Latest Impact events Stories
Geologists from the University of Maryland have uncovered new evidence supporting the belief that the moon formed after a roughly Mars-sized body struck and merged with Earth, causing the formation of a large debris cloud that ultimately coalesced and formed our satellite.
An ancient meteorite and high-energy X-rays have helped scientists conclude a half century of effort to find, identify and characterize a mineral that makes up 38 percent of the Earth.
After the asteroid impact at the end of the Cretaceous period that triggered the dinosaurs' extinction and ushered in the Paleocene, leaf-mining insects in the western United States completely disappeared.
Twenty years ago, human and robotic eyes observed the first recorded impact between cosmic bodies in the solar system, as fragments of comet Shoemaker-Levy 9 slammed into the atmosphere of Jupiter.
The Moon was most likely formed by a collision between the Earth and a planet-sized object that took place roughly 4.5 billion years ago, a team of German scientists report in research published Friday by the journal Science.
Earth was irrevocably changed when the dinosaurs were wiped out about 65 million years ago by a massive asteroid, but a much bigger asteroid that struck the Earth nearly 3.3 billion years ago is thought to have shaped parts of Africa.
A research team from MIT has determined that the end-Permian extinction took place over 60,000 years — give or take 48,000 years. From a geologic perspective, that's nearly instantaneous.
Divers searching Lake Chebarkul in Russia have pulled from the lakebed a massive chunk of the Chelyabinsk meteorite that exploded over the Ural Mountains region earlier this year.
A new study examines how a group of ancient mammalian relatives coped with a mass extinction event in the prehistoric past as a way to glimpse into the potential future.
A Russian scientist has reportedly found meteorite or asteroid fragments potentially linked to a mysterious explosion that took place over Siberia more than 100 years ago.

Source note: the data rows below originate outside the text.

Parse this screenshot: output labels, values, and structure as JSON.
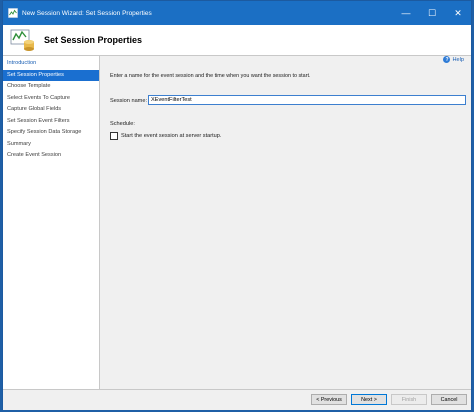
{
  "window": {
    "title": "New Session Wizard: Set Session Properties",
    "minimize": "—",
    "maximize": "☐",
    "close": "✕"
  },
  "header": {
    "heading": "Set Session Properties"
  },
  "sidebar": {
    "items": [
      {
        "label": "Introduction",
        "state": "link"
      },
      {
        "label": "Set Session Properties",
        "state": "selected"
      },
      {
        "label": "Choose Template",
        "state": "normal"
      },
      {
        "label": "Select Events To Capture",
        "state": "normal"
      },
      {
        "label": "Capture Global Fields",
        "state": "normal"
      },
      {
        "label": "Set Session Event Filters",
        "state": "normal"
      },
      {
        "label": "Specify Session Data Storage",
        "state": "normal"
      },
      {
        "label": "Summary",
        "state": "normal"
      },
      {
        "label": "Create Event Session",
        "state": "normal"
      }
    ]
  },
  "content": {
    "help_label": "Help",
    "help_icon_glyph": "?",
    "instructions": "Enter a name for the event session and the time when you want the session to start.",
    "session_name_label": "Session name:",
    "session_name_value": "XEventFilterTest",
    "schedule_label": "Schedule:",
    "start_at_startup_label": "Start the event session at server startup."
  },
  "footer": {
    "previous_label": "< Previous",
    "next_label": "Next >",
    "finish_label": "Finish",
    "cancel_label": "Cancel"
  },
  "colors": {
    "titlebar": "#1b6fc4",
    "selected": "#1a6fd0",
    "link": "#1a5fb4"
  }
}
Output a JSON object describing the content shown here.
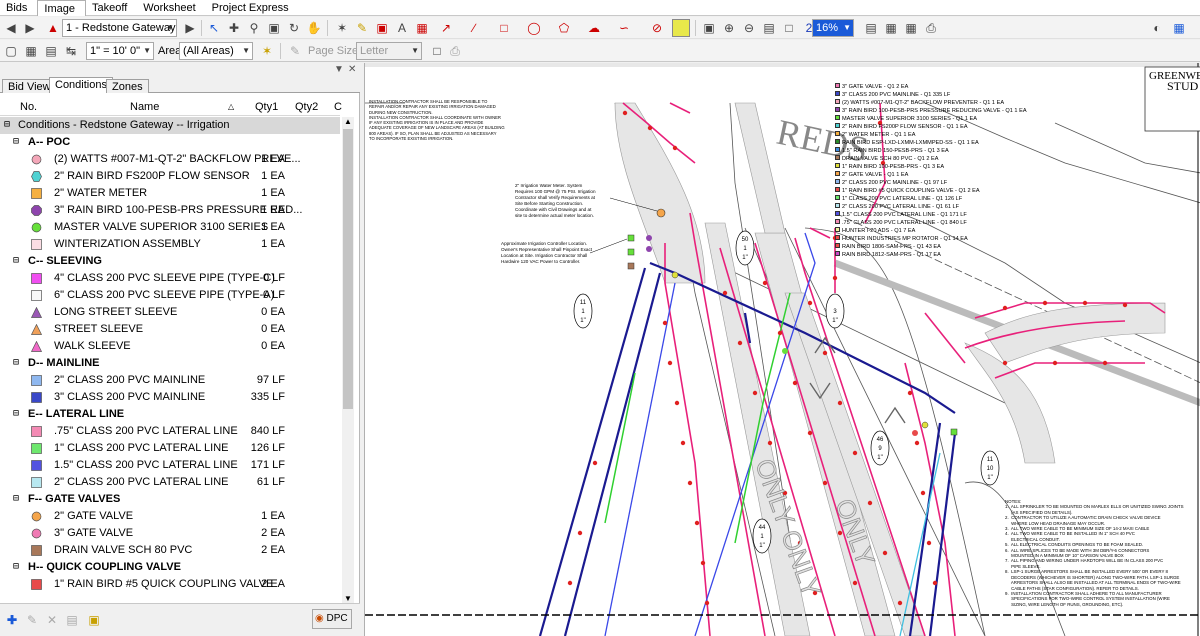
{
  "menu": {
    "tabs": [
      "Bids",
      "Image",
      "Takeoff",
      "Worksheet",
      "Project Express"
    ],
    "active": "Image"
  },
  "toolbar": {
    "page_select": "1 - Redstone Gateway Bl",
    "zoom": "16%",
    "scale": "1\" = 10' 0\"",
    "area_label": "Area",
    "area_value": "(All Areas)",
    "page_size_label": "Page Size",
    "page_size_value": "Letter"
  },
  "panel": {
    "tabs": [
      "Bid View",
      "Conditions",
      "Zones"
    ],
    "active_tab": "Conditions",
    "columns": {
      "no": "No.",
      "name": "Name",
      "qty1": "Qty1",
      "qty2": "Qty2",
      "extra": "C"
    },
    "group_title": "Conditions - Redstone Gateway -- Irrigation",
    "sections": [
      {
        "title": "A-- POC",
        "items": [
          {
            "name": "(2) WATTS #007-M1-QT-2\" BACKFLOW PREVE...",
            "qty": "1 EA",
            "icon": "circle",
            "color": "#f4a7b9"
          },
          {
            "name": "2\" RAIN BIRD FS200P FLOW SENSOR",
            "qty": "1 EA",
            "icon": "hexagon",
            "color": "#4fd2d2"
          },
          {
            "name": "2\" WATER METER",
            "qty": "1 EA",
            "icon": "square",
            "color": "#f5b041"
          },
          {
            "name": "3\" RAIN BIRD 100-PESB-PRS PRESSURE RED...",
            "qty": "1 EA",
            "icon": "octagon",
            "color": "#8e44ad"
          },
          {
            "name": "MASTER VALVE SUPERIOR 3100 SERIES",
            "qty": "1 EA",
            "icon": "circle",
            "color": "#66e03a"
          },
          {
            "name": "WINTERIZATION ASSEMBLY",
            "qty": "1 EA",
            "icon": "square",
            "color": "#fbdde4"
          }
        ]
      },
      {
        "title": "C-- SLEEVING",
        "items": [
          {
            "name": "4\" CLASS 200 PVC SLEEVE PIPE (TYPE-C)",
            "qty": "0 LF",
            "icon": "square",
            "color": "#f04ef0"
          },
          {
            "name": "6\" CLASS 200 PVC SLEEVE PIPE (TYPE-A)",
            "qty": "0 LF",
            "icon": "square",
            "color": "#f8f8f8"
          },
          {
            "name": "LONG STREET SLEEVE",
            "qty": "0 EA",
            "icon": "triangle",
            "color": "#9b59b6"
          },
          {
            "name": "STREET SLEEVE",
            "qty": "0 EA",
            "icon": "triangle",
            "color": "#f0a05a"
          },
          {
            "name": "WALK SLEEVE",
            "qty": "0 EA",
            "icon": "triangle",
            "color": "#f06ac8"
          }
        ]
      },
      {
        "title": "D-- MAINLINE",
        "items": [
          {
            "name": "2\" CLASS 200 PVC MAINLINE",
            "qty": "97 LF",
            "icon": "square",
            "color": "#8fb8f0"
          },
          {
            "name": "3\" CLASS 200 PVC MAINLINE",
            "qty": "335 LF",
            "icon": "square",
            "color": "#3a48c8"
          }
        ]
      },
      {
        "title": "E-- LATERAL LINE",
        "items": [
          {
            "name": ".75\" CLASS 200 PVC LATERAL LINE",
            "qty": "840 LF",
            "icon": "square",
            "color": "#f48ab4"
          },
          {
            "name": "1\" CLASS 200 PVC LATERAL LINE",
            "qty": "126 LF",
            "icon": "square",
            "color": "#6ee86e"
          },
          {
            "name": "1.5\" CLASS 200 PVC LATERAL LINE",
            "qty": "171 LF",
            "icon": "square",
            "color": "#5252e0"
          },
          {
            "name": "2\" CLASS 200 PVC LATERAL LINE",
            "qty": "61 LF",
            "icon": "square",
            "color": "#b8e8f0"
          }
        ]
      },
      {
        "title": "F-- GATE VALVES",
        "items": [
          {
            "name": "2\" GATE VALVE",
            "qty": "1 EA",
            "icon": "circle",
            "color": "#f5a54a"
          },
          {
            "name": "3\" GATE VALVE",
            "qty": "2 EA",
            "icon": "circle",
            "color": "#f07ab4"
          },
          {
            "name": "DRAIN VALVE SCH 80 PVC",
            "qty": "2 EA",
            "icon": "square",
            "color": "#a8785a"
          }
        ]
      },
      {
        "title": "H-- QUICK COUPLING VALVE",
        "items": [
          {
            "name": "1\" RAIN BIRD #5 QUICK COUPLING VALVE",
            "qty": "2 EA",
            "icon": "square",
            "color": "#e84a4a"
          }
        ]
      }
    ],
    "dpc_label": "DPC"
  },
  "drawing": {
    "title_block": [
      "GREENWE",
      "STUD"
    ],
    "road_text": "REDS",
    "only_texts": [
      "ONLY ONLY",
      "ONLY"
    ],
    "legend": [
      "3\" GATE VALVE - Q1 2 EA",
      "3\" CLASS 200 PVC MAINLINE - Q1 335 LF",
      "(2) WATTS #007-M1-QT-2\" BACKFLOW PREVENTER - Q1 1 EA",
      "3\" RAIN BIRD 100-PESB-PRS PRESSURE REDUCING VALVE - Q1 1 EA",
      "MASTER VALVE SUPERIOR 3100 SERIES - Q1 1 EA",
      "2\" RAIN BIRD FS200P FLOW SENSOR - Q1 1 EA",
      "2\" WATER METER - Q1 1 EA",
      "RAIN BIRD ESP-LXD-LXMM-LXMMPED-SS - Q1 1 EA",
      "1.5\" RAIN BIRD 150-PESB-PRS - Q1 3 EA",
      "DRAIN VALVE SCH 80 PVC - Q1 2 EA",
      "1\" RAIN BIRD 100-PESB-PRS - Q1 3 EA",
      "2\" GATE VALVE - Q1 1 EA",
      "2\" CLASS 200 PVC MAINLINE - Q1 97 LF",
      "1\" RAIN BIRD #5 QUICK COUPLING VALVE - Q1 2 EA",
      "1\" CLASS 200 PVC LATERAL LINE - Q1 126 LF",
      "2\" CLASS 200 PVC LATERAL LINE - Q1 61 LF",
      "1.5\" CLASS 200 PVC LATERAL LINE - Q1 171 LF",
      ".75\" CLASS 200 PVC LATERAL LINE - Q1 840 LF",
      "HUNTER I-20 ADS - Q1 7 EA",
      "HUNTER INDUSTRIES MP ROTATOR - Q1 14 EA",
      "RAIN BIRD 1806-SAM-PRS - Q1 43 EA",
      "RAIN BIRD 1812-SAM-PRS - Q1 17 EA"
    ],
    "legend_colors": [
      "#f07ab4",
      "#3a48c8",
      "#f4a7b9",
      "#8e44ad",
      "#66e03a",
      "#4fd2d2",
      "#f5b041",
      "#2a8a2a",
      "#3a8ae0",
      "#a8785a",
      "#e0e03a",
      "#f5a54a",
      "#8fb8f0",
      "#e84a4a",
      "#6ee86e",
      "#b8e8f0",
      "#5252e0",
      "#f48ab4",
      "#f0f0a0",
      "#e84a4a",
      "#e84a4a",
      "#c84ac8"
    ],
    "note1": [
      "INSTALLATION CONTRACTOR SHALL BE RESPONSIBLE TO",
      "REPAIR AND/OR REPAIR ANY EXISTING IRRIGATION DAMAGED",
      "DURING NEW CONSTRUCTION.",
      "INSTALLATION CONTRACTOR SHALL COORDINATE WITH OWNER",
      "IF ANY EXISTING IRRIGATION IS IN PLACE AND PROVIDE",
      "ADEQUATE COVERAGE OF NEW LANDSCAPE AREAS (AT BUILDING",
      "800 AREAS). IF SO, PLAN SHALL BE ADJUSTED AS NECESSARY",
      "TO INCORPORATE EXISTING IRRIGATION."
    ],
    "note2": [
      "2\" Irrigation Water Meter. System",
      "Requires 100 GPM @ 75 PSI. Irrigation",
      "Contractor shall Verify Requirements at",
      "Site Before Starting Construction.",
      "Coordinate with Civil Drawings and at",
      "site to determine actual meter location."
    ],
    "note3": [
      "Approximate Irrigation Controller Location.",
      "Owner's Representative Shall Pinpoint Exact",
      "Location at Site. Irrigation Contractor Shall",
      "Hardwire 120 VAC Power to Controller."
    ],
    "notes_title": "NOTES:",
    "notes": [
      "1.  ALL SPRINKLER TO BE MOUNTED ON MARLEX ELLS OR UNITIZED SWING JOINTS",
      "     (AS SPECIFIED ON DETAILS).",
      "2.  CONTRACTOR TO UTILIZE A AUTOMATIC DRAIN CHECK VALVE DEVICE",
      "     WHERE LOW HEAD DRAINAGE MAY OCCUR.",
      "3.  ALL TWO WIRE CABLE TO BE MINIMUM SIZE OF 14-2 MAXI CABLE",
      "4.  ALL TWO WIRE CABLE TO BE INSTALLED IN 1\" SCH 40 PVC",
      "     ELECTRICAL CONDUIT.",
      "5.  ALL ELECTRICAL CONDUITS OPENINGS TO BE FOAM SEALED.",
      "6.  ALL WIRE SPLICES TO BE MADE WITH 3M DBR/Y-6 CONNECTORS",
      "     MOUNTED IN A MINIMUM OF 10\" CARSON VALVE BOX",
      "7.  ALL PIPING AND WIRING UNDER HARDTOPS WILL BE IN CLASS 200 PVC",
      "     PIPE SLEEVE.",
      "8.  LSP-1 SURGE ARRESTORS SHALL BE INSTALLED EVERY 500' OR EVERY 8",
      "     DECODERS (WHICHEVER IS SHORTER) ALONG TWO-WIRE PATH. LSP-1 SURGE",
      "     ARRESTORS SHALL ALSO BE INSTALLED AT ALL TERMINAL ENDS OF TWO-WIRE",
      "     CABLE PATHS (STAR CONFIGURATION). REFER TO DETAILS.",
      "9.  INSTALLATION CONTRACTOR SHALL ADHERE TO ALL MANUFACTURER",
      "     SPECIFICATIONS FOR TWO-WIRE CONTROL SYSTEM INSTALLATION (WIRE",
      "     SIZING, WIRE LENGTH OF RUNS, GROUNDING, ETC)."
    ],
    "callouts": [
      {
        "top": "50",
        "mid": "1",
        "bot": "1\""
      },
      {
        "top": "11",
        "mid": "1",
        "bot": "1\""
      },
      {
        "top": "",
        "mid": "3",
        "bot": "1\""
      },
      {
        "top": "46",
        "mid": "9",
        "bot": "1\""
      },
      {
        "top": "11",
        "mid": "10",
        "bot": "1\""
      },
      {
        "top": "44",
        "mid": "1",
        "bot": "1\""
      }
    ]
  }
}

Comet Shoemaker-Levy 9 -- Comet Shoemaker-Levy 9 is so-named because it was the ninth short-period comet discovered by Carolyn and Eugene Shoemaker and David Levy. It was first detected in a photograph taken on the night of March 24, 1993 with the 0.4-meter Schmidt telescope at the Mount Palomar observatory in California, and subsequently observed by many other astronomers. The comet was extremely unusual because it was in fragments, evidently due to a close encounter with the planet...
- Growing in low tufty patches.